- PROMPT
A complete response lists each line of the data below that includes the word "FILE".

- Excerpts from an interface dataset
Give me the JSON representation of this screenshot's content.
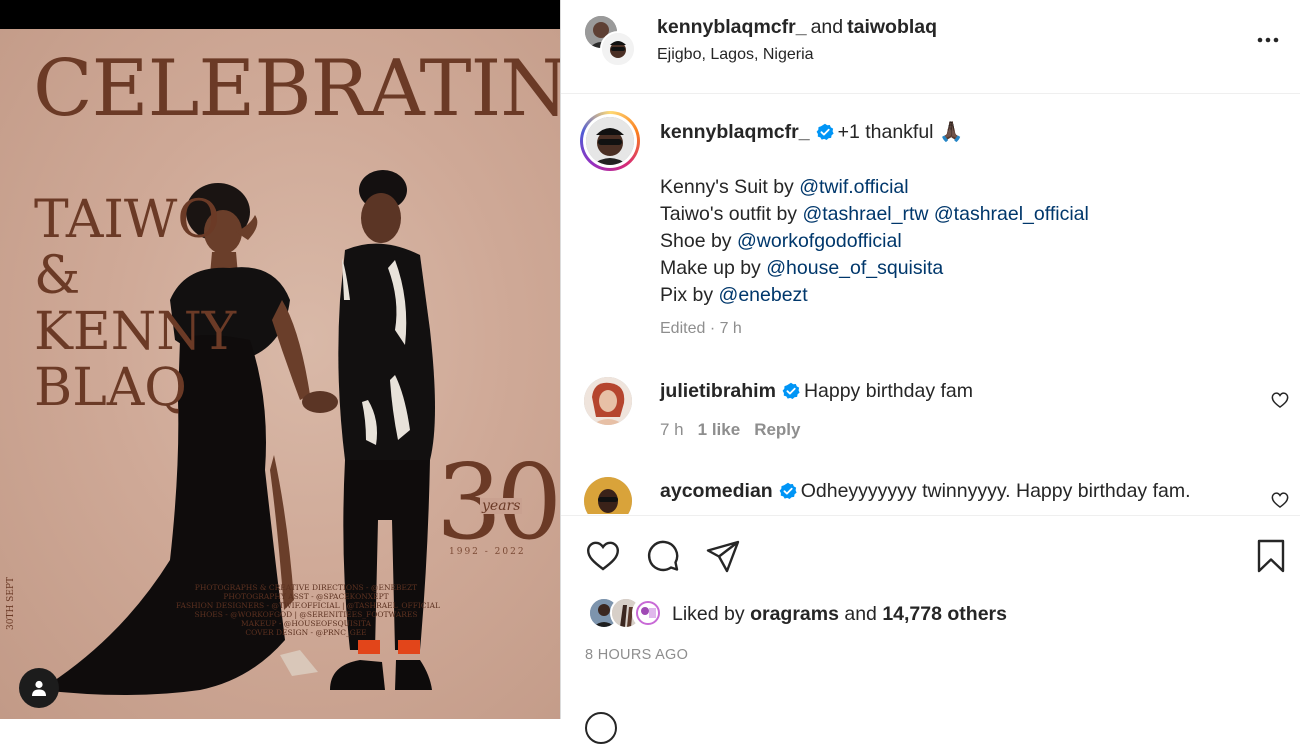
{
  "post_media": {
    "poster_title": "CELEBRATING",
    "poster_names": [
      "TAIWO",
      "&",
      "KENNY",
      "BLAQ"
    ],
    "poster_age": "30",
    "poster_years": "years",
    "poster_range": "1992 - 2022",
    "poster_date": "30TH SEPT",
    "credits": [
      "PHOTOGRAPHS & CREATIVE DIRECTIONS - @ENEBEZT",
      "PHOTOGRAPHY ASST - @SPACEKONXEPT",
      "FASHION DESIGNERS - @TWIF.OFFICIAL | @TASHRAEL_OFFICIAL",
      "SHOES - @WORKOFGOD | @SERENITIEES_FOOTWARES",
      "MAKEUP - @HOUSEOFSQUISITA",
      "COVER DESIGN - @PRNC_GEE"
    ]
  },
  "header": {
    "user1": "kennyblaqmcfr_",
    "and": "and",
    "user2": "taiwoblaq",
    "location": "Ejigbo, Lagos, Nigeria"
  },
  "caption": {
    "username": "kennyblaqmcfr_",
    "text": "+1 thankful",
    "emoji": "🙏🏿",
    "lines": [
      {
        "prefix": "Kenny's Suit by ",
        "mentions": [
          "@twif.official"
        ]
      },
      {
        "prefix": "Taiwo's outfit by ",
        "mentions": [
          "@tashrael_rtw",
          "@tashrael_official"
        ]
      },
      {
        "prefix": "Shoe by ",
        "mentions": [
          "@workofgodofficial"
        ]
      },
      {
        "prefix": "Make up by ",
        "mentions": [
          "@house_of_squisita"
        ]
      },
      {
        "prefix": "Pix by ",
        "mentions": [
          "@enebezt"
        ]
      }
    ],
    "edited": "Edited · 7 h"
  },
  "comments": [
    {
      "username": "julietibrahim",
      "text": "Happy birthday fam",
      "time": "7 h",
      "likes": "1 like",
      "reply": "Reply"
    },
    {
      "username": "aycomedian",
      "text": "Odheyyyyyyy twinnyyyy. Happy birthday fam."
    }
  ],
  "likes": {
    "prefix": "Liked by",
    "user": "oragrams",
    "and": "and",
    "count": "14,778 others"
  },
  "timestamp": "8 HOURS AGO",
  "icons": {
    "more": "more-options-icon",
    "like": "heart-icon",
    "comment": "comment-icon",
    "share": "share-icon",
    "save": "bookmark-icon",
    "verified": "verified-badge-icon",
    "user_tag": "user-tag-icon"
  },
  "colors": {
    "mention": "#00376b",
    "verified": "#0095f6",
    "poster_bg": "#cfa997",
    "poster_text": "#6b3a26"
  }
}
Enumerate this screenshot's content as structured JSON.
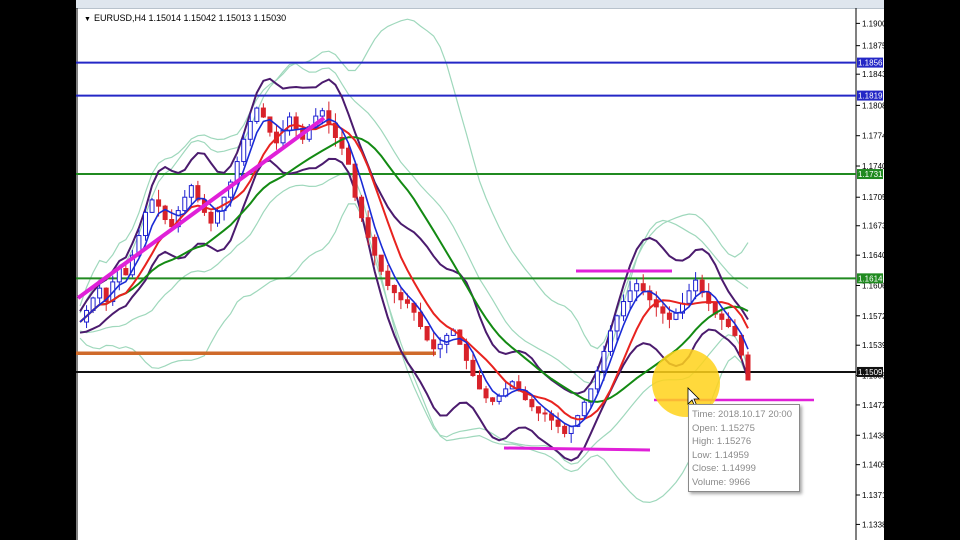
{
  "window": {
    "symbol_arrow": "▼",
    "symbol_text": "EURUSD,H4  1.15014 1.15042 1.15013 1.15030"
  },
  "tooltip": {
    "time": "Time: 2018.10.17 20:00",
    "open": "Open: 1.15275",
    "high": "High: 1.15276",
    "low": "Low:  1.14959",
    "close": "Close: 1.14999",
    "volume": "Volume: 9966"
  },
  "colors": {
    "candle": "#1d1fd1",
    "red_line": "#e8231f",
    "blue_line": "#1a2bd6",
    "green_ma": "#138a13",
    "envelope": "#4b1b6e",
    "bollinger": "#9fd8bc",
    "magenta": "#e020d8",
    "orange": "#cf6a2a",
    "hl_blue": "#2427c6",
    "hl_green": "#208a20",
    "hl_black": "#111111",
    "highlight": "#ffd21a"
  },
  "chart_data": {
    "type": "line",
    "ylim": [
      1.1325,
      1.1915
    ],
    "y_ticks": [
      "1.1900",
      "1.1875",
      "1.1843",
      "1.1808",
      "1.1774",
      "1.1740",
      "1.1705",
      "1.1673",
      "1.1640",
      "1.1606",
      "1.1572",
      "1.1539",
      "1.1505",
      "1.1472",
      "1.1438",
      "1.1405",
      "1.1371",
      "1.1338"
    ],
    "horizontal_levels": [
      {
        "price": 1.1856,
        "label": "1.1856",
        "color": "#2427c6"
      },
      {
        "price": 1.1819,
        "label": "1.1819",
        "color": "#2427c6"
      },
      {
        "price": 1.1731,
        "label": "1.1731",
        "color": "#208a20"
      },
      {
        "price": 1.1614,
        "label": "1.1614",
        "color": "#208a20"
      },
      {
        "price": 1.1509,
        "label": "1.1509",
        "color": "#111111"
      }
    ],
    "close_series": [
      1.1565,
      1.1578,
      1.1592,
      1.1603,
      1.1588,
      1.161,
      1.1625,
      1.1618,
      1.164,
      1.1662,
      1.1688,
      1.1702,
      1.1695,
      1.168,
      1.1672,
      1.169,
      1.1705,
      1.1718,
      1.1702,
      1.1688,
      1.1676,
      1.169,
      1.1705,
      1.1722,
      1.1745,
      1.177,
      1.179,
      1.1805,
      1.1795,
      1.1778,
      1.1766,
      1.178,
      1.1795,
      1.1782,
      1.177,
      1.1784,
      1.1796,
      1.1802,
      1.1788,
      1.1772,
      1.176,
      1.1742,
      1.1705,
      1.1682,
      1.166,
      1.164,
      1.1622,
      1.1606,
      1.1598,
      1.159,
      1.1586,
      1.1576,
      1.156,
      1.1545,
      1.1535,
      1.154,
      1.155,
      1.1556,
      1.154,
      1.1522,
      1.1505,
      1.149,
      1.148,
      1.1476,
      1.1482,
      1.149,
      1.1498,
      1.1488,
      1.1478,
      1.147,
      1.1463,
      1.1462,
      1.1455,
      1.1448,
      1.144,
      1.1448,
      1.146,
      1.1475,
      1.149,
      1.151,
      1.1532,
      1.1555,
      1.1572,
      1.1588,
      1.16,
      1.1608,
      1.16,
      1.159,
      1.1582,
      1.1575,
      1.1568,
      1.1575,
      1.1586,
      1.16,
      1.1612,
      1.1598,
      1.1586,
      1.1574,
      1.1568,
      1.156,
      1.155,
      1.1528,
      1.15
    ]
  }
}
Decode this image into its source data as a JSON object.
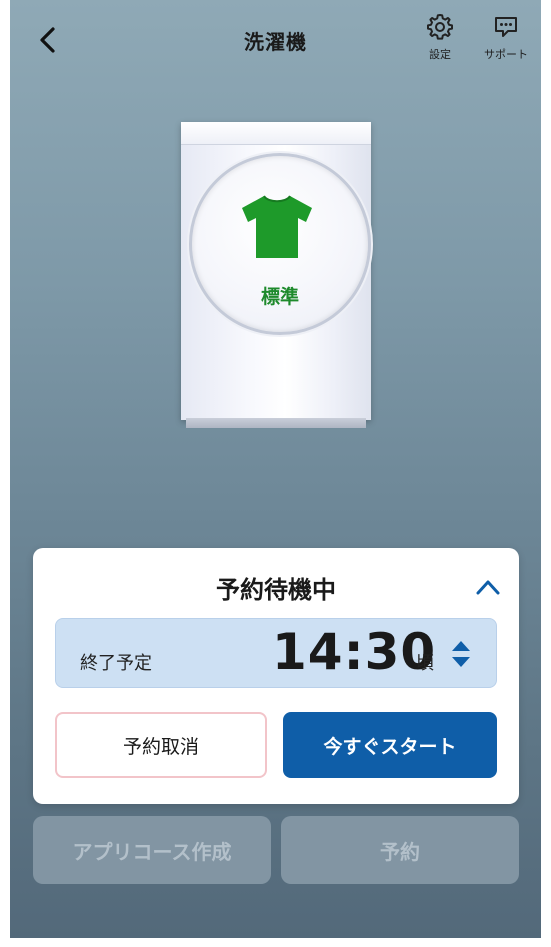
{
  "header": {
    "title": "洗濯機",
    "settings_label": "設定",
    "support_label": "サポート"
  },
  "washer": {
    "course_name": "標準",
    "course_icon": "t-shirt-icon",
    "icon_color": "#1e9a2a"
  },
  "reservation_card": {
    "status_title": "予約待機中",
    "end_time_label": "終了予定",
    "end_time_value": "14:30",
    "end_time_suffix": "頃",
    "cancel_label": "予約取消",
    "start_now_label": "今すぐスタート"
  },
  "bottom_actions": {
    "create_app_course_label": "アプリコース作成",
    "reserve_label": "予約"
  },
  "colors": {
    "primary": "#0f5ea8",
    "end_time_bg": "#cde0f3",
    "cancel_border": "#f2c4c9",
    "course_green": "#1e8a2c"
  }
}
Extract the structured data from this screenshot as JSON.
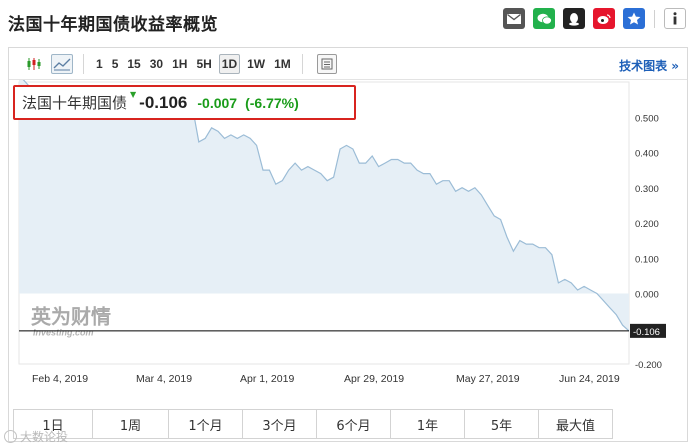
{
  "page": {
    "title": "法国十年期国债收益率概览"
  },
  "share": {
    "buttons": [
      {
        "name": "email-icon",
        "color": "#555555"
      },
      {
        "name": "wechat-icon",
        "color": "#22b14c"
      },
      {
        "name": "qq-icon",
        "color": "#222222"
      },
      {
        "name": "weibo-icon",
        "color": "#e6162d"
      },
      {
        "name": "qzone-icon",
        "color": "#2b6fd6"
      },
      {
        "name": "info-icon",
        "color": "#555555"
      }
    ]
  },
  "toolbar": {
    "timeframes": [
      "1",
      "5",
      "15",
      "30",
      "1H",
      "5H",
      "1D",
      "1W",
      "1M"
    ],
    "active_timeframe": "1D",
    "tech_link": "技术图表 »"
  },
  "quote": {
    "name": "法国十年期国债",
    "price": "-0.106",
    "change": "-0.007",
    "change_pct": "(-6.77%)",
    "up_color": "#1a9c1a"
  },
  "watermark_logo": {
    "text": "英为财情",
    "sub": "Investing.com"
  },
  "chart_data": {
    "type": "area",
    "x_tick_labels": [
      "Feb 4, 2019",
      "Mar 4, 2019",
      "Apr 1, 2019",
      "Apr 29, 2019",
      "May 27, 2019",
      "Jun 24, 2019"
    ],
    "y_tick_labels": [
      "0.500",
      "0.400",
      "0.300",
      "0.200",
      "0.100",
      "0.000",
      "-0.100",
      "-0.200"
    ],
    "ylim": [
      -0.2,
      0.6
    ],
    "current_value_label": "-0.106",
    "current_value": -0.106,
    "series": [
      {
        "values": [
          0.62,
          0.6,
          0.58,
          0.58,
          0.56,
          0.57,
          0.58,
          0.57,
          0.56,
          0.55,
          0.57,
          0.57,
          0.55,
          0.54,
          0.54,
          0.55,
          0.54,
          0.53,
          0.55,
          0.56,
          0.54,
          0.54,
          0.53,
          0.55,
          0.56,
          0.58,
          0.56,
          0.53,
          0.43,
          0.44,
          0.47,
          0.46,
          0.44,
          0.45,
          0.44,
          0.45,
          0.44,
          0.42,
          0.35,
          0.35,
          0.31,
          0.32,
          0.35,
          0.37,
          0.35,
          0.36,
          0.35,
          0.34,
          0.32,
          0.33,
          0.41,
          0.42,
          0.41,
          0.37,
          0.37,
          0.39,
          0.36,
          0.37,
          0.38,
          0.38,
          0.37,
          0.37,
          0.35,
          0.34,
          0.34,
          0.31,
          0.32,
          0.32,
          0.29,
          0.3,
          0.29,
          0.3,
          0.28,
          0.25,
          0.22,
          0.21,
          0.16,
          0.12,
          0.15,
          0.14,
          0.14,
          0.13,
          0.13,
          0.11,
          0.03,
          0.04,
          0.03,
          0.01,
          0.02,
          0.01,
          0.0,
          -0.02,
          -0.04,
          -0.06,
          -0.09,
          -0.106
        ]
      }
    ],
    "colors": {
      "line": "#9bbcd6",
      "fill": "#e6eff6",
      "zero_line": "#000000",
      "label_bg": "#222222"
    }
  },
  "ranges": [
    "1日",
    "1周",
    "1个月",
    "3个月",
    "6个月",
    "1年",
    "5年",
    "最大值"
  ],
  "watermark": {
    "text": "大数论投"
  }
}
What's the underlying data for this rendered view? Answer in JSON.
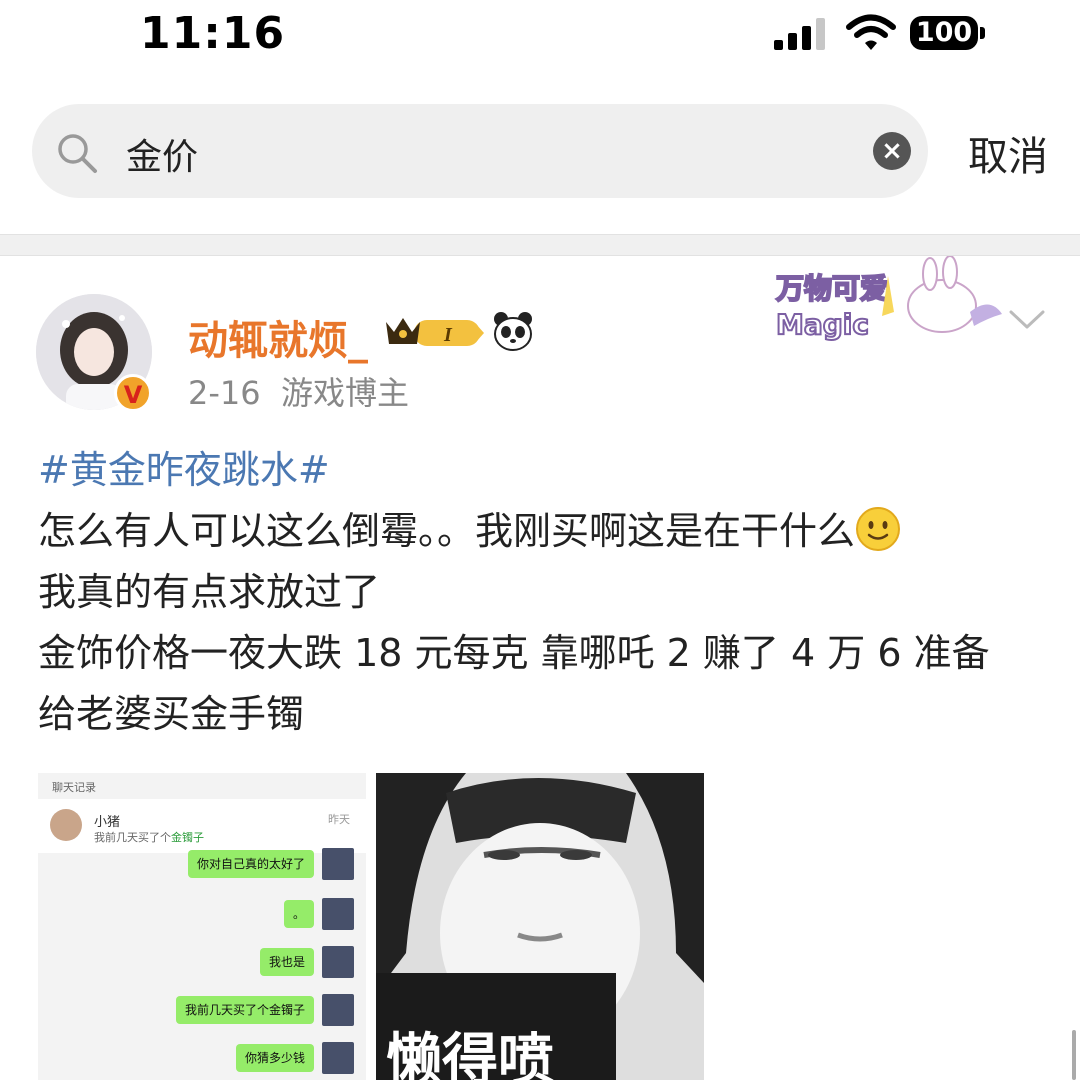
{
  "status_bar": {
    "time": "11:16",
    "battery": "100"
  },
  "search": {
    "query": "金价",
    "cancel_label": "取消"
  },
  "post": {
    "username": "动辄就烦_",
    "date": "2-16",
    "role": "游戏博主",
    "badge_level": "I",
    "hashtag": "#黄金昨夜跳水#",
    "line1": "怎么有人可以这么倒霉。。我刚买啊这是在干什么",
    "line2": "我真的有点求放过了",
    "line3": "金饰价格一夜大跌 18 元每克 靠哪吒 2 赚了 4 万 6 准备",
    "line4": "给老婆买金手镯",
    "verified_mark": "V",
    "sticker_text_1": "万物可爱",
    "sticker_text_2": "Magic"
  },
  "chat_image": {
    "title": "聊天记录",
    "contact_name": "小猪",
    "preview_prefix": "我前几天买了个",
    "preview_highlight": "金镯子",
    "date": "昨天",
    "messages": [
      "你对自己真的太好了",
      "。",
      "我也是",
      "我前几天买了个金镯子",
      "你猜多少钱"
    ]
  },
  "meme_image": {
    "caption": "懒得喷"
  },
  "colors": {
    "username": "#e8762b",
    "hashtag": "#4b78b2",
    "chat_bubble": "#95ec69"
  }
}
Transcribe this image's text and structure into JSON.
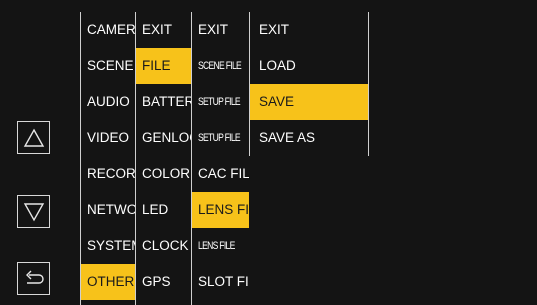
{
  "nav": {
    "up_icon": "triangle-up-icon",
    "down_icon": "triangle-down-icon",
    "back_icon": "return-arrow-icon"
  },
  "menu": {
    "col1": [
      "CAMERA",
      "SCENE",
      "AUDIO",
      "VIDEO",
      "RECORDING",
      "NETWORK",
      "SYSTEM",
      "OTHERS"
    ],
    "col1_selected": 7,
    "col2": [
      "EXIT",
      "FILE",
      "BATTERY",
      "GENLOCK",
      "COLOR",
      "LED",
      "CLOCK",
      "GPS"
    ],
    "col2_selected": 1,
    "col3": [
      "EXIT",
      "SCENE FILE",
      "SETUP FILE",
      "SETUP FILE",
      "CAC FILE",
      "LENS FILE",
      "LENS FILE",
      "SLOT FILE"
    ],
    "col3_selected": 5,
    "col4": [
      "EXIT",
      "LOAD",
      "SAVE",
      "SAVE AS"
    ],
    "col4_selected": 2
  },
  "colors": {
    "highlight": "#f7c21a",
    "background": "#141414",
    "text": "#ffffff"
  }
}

- SOLUTION TO THE PROBLEM
      "FILE",
      "SCENE FILE",
      "SETUP FILE",
      "SETUP FILE",
      "CAC FILE",
      "LENS FILE",
      "LENS FILE",
      "SLOT FILE"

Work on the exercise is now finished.